Many of the issues with the script are not improved by Leguizamo’s direction. Making his feature film debut, and his first directorial project in well over a decade, his efforts behind the camera come across as mostly mediocre. The filmmaking isn’t particularly flashy, and it’s a detriment when the stakes need to be established within the story. There’s already an issue with the emotional impact from the characters feeling diffused because of the minimal set-up they receive at the beginning, and while the direction tries its best to focus on them and their activities, it never makes up for this deficiency. However, things do improve as the film reaches its climax and some notable directorial flourishes help invigorate the story. Overall, the work still doesn’t amount to much, but the added effort at the end is appreciated.
While Leguizamo may not bring that much as a director, his performance is the best asset on display. There’s such a warm and inviting screen presence he gives off, and his commitment to this role as a teacher wanting to give his students the confidence they may not always receive is one that’s quite touching. He finds the right comedic and dramatic notes to play that are effective in all the right ways, and he gives by far the best performance in the film. It’s not that surprising given he’s one of the few seniority actors amongst the group, but he manages to have a delightful charm in every scene he’s in.
Most of the young cast do an admirable job with varying degrees of impact. Tuggles has some strong moments, particularly with the tense interactions with his father, played by Michael Kenneth Williams. Both of them are compelling in their moments together. Lendeborg not only has some friendly chemistry with Tuggles but also provides more emotional weight that’s effective even when his story gets lost a bit in the shuffle. Batista, along with Angel Bismark Curiel and Will Hochman, fill out the rest of the team, and while their performances are fine, their characters aren’t given that much to do. They are delightful whenever they appear, but it’s in spite of the screenplay giving them shallow roles to work with.
As noted, there’s plenty here that other films have done before in terms of not only this type of story but the trajectory of where the plot and characters eventually lead. “Critical Thinking” is not a film that will surprise, and that lack of inventiveness takes away from it becoming a truly great work. At the same time, there’s an undeniable charm that’s abundant from the stirring message it provides concerning the education of an undervalued group of kids.

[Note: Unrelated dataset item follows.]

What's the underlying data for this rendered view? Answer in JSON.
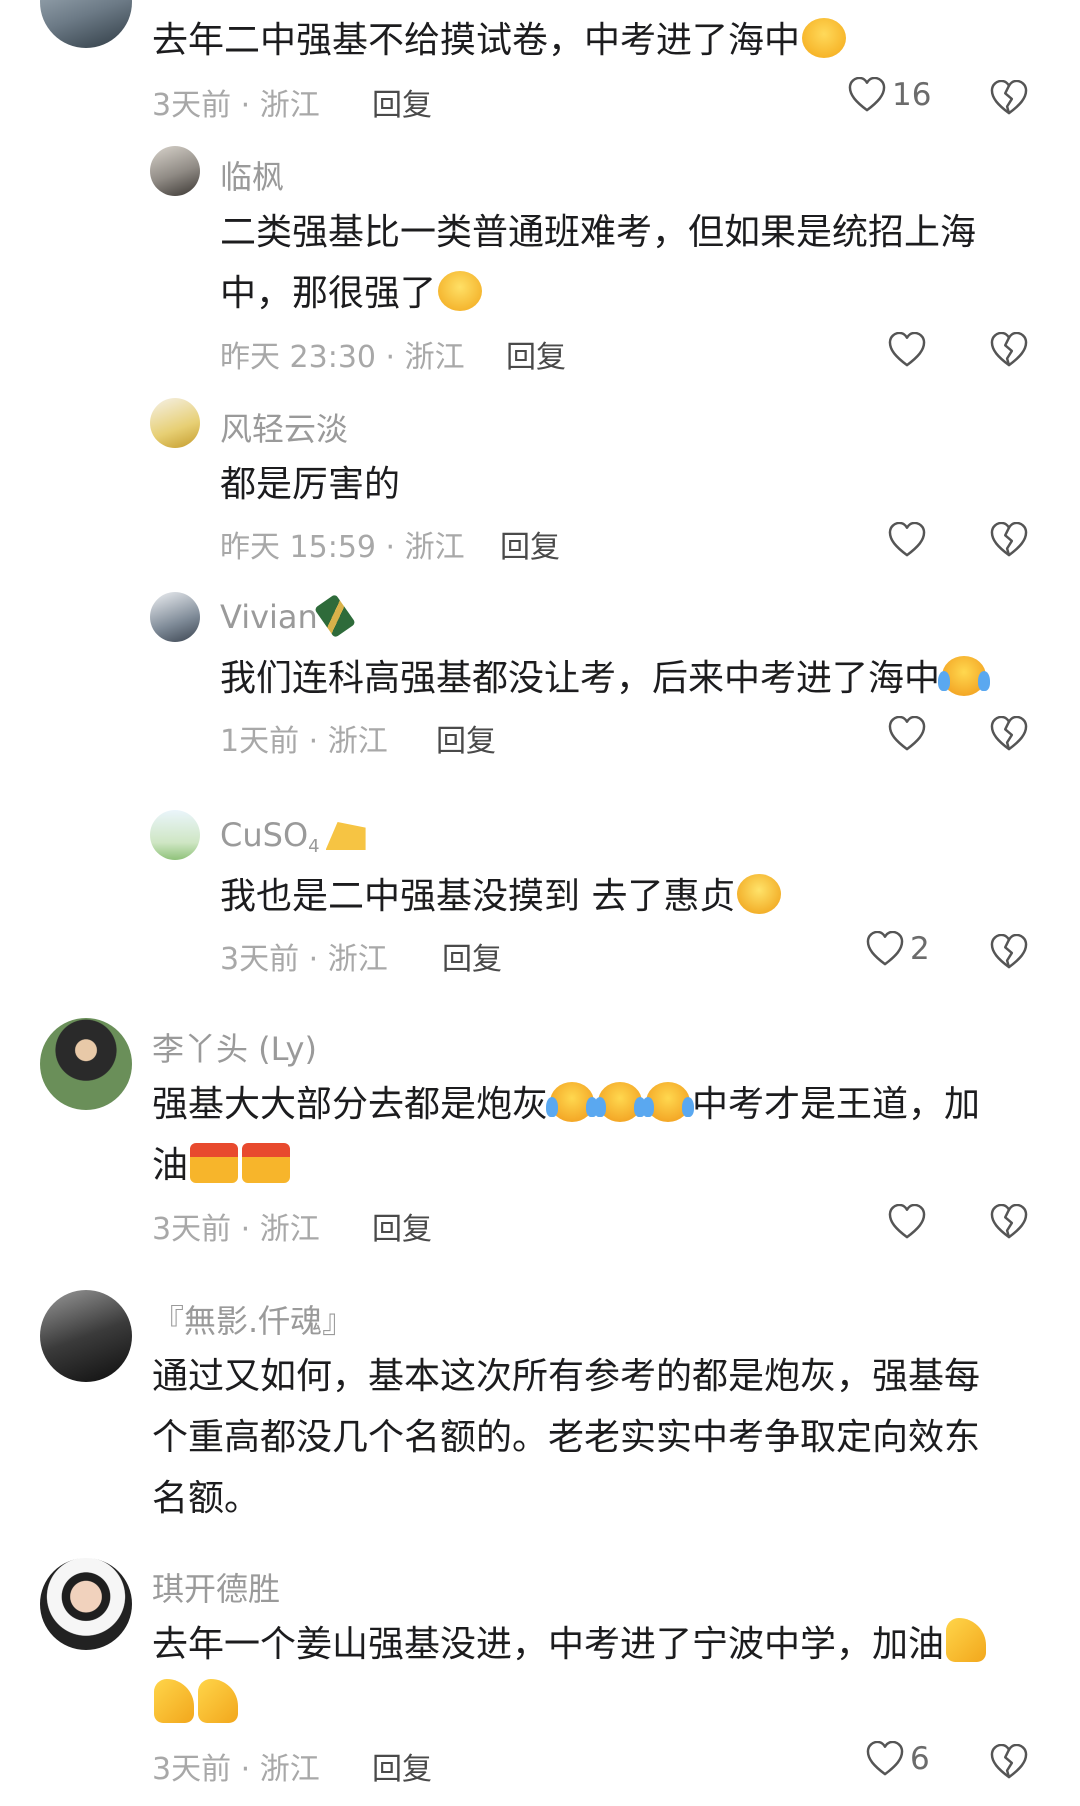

The performances are all endearing, with Leguizamo being a real standout. You won’t ever be surprised by what you see here, but you’ll have a nice time with what is delivered.